1. In an organ of the class including keyboards and stop draws and electrical operation of stop mechanisms from the keyboard assembly, a stop actuation device comprising a mobile preselector unit comprising stop program code cards containing a plurality of prepunched areas which can be easily perforated, a plurality of modular scanning subassemblies each of which consists of a box-shaped housing open at one end and having a storage area bounded on two opposite sides by carrier plates equipped with printed circuits, one of said carrier plates carrying a plurality of light sources and the other of said plates carrying a plurality of photoelectric cells corresponding to the light sources, said storage area consisting of an elongated masking plate having an elongated guide element on each edge of one face thereof, and also having a plurality of bores each corresponding to and aligned with a cell, said cells adapted to receive light rays under control of said card which is removably inserted into the storage area.

Patent Citations
Cited PatentFiling datePublication dateApplicantTitle
US1173905 *Jan 19, 1911Feb 29, 1916Welte & Sons Inc MVariable automatic stop-control for musical instruments.
US2699085 *Oct 12, 1949Jan 11, 1955Wurlitzer CoCombination stop action
US3172939 *Feb 26, 1960Mar 9, 1965 Electronic organ with punch card registration selection system
US3213179 *Apr 17, 1963Oct 19, 1965Clauson Ralph AOrgan combination action
US3250168 *Feb 14, 1963May 10, 1966Steinthal & Co Inc MPreselector for the tonal control elements of an organ
US3420940 *Oct 21, 1965Jan 7, 1969Fuechsel Charles FAutomatic player for electronic musical instrument
US3422718 *May 17, 1965Jan 21, 1969Noehren Robert GApparatus for combination action in an organ
Referenced by
Citing PatentFiling datePublication dateApplicantTitle
US3755608 *Dec 6, 1971Aug 28, 1973North American RockwellApparatus and method for selectively alterable voicing in an electrical instrument
US3833750 *Feb 1, 1973Sep 3, 1974Syn Cordion Musical Inst CorpReed accordion with programmable electronic organ sound
US3992969 *Jun 18, 1975Nov 23, 1976Kimball International, Inc.Changeable preset system for electronic organs
US4023457 *Aug 21, 1975May 17, 1977Rodgers Organ CompanyOrgan stop switching system
US4128032 *Oct 30, 1975Dec 5, 1978Matsushita Electric Industrial Co., Ltd.Electronic music instrument

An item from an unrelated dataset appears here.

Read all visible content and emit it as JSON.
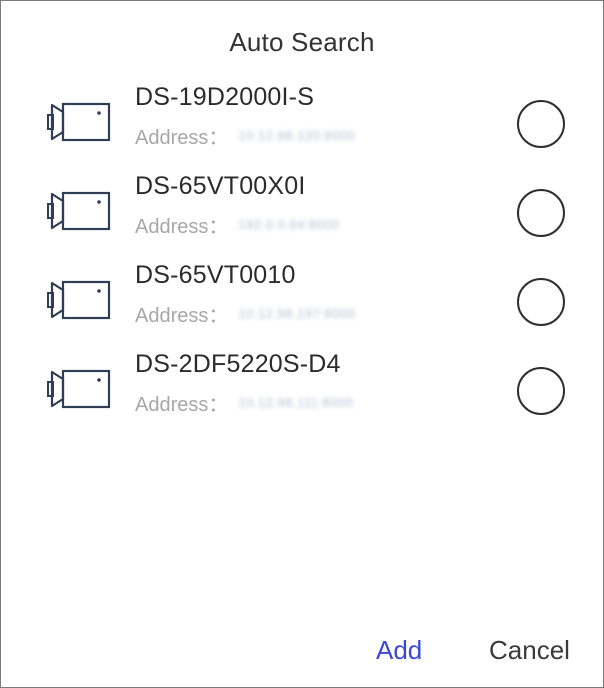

US4185531 *Jun 24, 1977Jan 29, 1980Oberheim Electronics, Inc.Music synthesizer programmer
U.S. Classification84/345, 984/12, 84/686
International ClassificationG10B3/10, G10B3/00
Cooperative ClassificationG10B3/10
European ClassificationG10B3/10